As we prepare for the start of school it easy to think that summer is almost, but the hot weather still pounds down and the heatstroke is still very real.
So, how do you know if your pet is overheating? And even more importantly what do you do if it’s happening to your pet.
How do I spot overheating in my pet?
- Constant panting
- Difficulty walking, weakness or wobbliness
- Bright red, grey, bluish or purple gums
What do I do if I realize that my pet is suffering from heatstroke?
- Remove them from heat immediately, but be careful not to over cool your dog too quickly.
- Lay them on a cool surface, like a tile floor in an air conditioned room.
- Use cold compresses on their neck, armpits, and groin areas.
- Gently wet their paws and ears with a sponge or washcloth
- Take their rectal temperature to give to the vet
- Get your pet to ANY vet ASAP. Call your vet on the way, but at this moment the closest vet is the best vet.
- If you are not at home alone, have one person find the closest vet near by while you do the above subtle cooling techniques.
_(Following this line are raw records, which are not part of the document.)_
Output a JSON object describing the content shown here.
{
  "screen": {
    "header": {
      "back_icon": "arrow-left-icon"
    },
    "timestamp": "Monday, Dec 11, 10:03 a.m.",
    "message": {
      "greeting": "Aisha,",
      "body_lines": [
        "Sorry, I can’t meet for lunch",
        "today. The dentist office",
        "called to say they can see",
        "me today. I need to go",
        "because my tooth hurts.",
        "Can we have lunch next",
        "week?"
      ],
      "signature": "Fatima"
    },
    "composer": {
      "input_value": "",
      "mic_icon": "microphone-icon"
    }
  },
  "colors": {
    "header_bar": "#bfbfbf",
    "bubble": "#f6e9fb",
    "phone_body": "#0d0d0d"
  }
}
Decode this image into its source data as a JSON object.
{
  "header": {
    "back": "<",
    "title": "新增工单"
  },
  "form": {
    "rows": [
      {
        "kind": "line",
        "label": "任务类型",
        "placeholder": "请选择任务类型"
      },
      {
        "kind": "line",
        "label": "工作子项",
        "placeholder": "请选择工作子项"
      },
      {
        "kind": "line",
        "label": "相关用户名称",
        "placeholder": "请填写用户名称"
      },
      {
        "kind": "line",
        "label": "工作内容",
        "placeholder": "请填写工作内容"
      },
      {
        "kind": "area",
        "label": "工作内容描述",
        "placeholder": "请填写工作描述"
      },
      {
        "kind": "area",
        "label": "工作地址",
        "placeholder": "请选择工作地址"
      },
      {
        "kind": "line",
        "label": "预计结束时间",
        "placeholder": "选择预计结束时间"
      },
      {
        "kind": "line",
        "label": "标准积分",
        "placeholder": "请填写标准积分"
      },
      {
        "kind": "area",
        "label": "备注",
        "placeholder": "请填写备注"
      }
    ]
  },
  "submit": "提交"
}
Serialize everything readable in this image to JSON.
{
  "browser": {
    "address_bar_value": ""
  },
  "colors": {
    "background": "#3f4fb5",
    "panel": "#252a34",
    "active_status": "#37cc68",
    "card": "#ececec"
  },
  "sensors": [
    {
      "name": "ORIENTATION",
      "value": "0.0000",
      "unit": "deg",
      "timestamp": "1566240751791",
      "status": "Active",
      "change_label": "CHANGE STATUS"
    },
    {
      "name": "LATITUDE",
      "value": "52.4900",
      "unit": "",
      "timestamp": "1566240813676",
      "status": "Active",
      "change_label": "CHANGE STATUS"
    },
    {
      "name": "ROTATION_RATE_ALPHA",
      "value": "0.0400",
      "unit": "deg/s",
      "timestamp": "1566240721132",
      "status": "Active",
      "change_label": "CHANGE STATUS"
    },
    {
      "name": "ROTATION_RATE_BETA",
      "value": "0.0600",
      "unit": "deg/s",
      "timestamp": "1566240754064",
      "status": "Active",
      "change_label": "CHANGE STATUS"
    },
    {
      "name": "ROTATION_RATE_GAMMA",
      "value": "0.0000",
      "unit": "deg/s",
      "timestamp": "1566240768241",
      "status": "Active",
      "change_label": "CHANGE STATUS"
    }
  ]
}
- Call your vet and let them know of the situation in case you need a follow up appointment.
Things you want to make sure NOT to do:
Do not use cold water or ice, over cooling can cause blood vessels to constrict which traps the excess heat in the body’s core and can end up doing more harm than good.
Do not force your dog to drink, give them a fresh bowl of water, but do not force it if they are not interested.
Do not leave them unattended or let them “sleep it off.” Similar to any other trauma, letting them sleep it off or giving the time to relax alone can be detrimental. They can easily end up worse off in this situation.
The dog days of summer may be upon on us, but it doesn’t mean that we have to suffer with over heating. Check back next week to find out how to keep your Fort Collins pet safe in the sun!